A new study from a team of researchers from the University of Southampton has demonstrated that fibres with a hollowed out centre could reduce loss of power.
In the study, which was published in Nature Communications, the team from the university’s Optoelectronics Research Centre (ORC) showed that luminary through air filled fibres offers a possible solution to beat the attenuation limit set by the glass’s scattering, which poses a limitation to the performance of applications that need shorter wavelengths.
The researchers created three different hollow core fibres, with losses comparable or less than that achieved in solid glass fibres around technologically relevant wavelengths of 660, 850, and 1060nm. The team believes that the lower attenuation offers the potential for advances in quantum communications, data transmission, and laser power delivery.
Professor Francesco Poletti from the ORC said: ‘Many alternative glass types and waveguide technologies are investigated since the 1970s to undertake to unravel this problem. Our findings show that hollow core fibres have the potential to outperform the present optical fibres at various wavelengths utilized in optical technology today. Not only do they need lower attenuation, they will also withstand higher laser intensities, like those needed to melt rocks and drill oil wells, also as produce more efficient lasers for manufacturing.’

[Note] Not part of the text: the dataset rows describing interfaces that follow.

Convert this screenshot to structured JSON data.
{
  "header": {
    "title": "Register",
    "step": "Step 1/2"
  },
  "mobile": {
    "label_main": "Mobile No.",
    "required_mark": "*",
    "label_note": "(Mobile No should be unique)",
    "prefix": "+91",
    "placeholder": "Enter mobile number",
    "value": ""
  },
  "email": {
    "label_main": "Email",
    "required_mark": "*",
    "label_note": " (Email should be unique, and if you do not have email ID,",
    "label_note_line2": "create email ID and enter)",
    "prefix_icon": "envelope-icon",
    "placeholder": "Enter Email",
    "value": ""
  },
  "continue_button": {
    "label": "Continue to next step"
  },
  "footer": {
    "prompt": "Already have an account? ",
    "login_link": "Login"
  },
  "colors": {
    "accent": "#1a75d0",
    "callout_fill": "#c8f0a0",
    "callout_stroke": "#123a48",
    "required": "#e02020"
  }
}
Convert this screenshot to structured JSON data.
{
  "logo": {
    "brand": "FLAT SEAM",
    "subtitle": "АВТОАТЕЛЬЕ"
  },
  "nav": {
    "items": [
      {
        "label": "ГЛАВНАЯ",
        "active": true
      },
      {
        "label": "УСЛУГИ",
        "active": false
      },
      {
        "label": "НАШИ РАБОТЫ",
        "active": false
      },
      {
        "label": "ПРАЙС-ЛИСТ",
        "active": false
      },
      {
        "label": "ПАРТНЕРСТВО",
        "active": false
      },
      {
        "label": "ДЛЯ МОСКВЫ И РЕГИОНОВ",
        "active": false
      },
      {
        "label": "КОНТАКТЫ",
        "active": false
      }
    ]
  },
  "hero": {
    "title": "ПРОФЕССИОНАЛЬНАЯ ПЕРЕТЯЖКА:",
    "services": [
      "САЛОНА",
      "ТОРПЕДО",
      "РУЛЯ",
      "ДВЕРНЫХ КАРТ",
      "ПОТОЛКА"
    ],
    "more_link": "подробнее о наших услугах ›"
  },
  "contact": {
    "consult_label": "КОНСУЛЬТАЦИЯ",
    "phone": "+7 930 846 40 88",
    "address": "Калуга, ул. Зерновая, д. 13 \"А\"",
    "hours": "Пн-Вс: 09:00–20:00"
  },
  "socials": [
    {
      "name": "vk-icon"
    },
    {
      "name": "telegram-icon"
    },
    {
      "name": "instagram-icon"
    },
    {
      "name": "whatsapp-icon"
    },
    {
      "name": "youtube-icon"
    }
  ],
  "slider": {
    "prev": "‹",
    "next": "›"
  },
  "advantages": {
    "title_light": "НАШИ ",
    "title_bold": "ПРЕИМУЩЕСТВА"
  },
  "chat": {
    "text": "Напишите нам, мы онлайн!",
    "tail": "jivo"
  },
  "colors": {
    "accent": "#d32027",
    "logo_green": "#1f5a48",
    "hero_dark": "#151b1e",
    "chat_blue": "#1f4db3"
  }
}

The team that developed this technology under funding from the ERC project Lightpipe is constant its work on improving the optical performance of the fibres, while producing longer lengths at a lower cost. David Payne, director of the Optoelectronics Research Centre, added: ‘The transmission capacity of optical fibres is so large that we never thought we’d reach the purpose where we might use it all up. But within the last five to 10 years, we’ve realised that we’re now on the brink of doing just that and therefore the impact of Covid-19 has accelerated this further. this suggests that not can we tweak conventional fibres to mine more capacity but must resort to the sledgehammer approach of putting in huge numbers of latest fibre cables.’
Concluded Poletti: ‘We are convinced that we'd have finally identified an answer with the potential to enrich , and in many cases, replace all-solid silica fibres that are the mainstay in domestic and commercial applications for half a century.’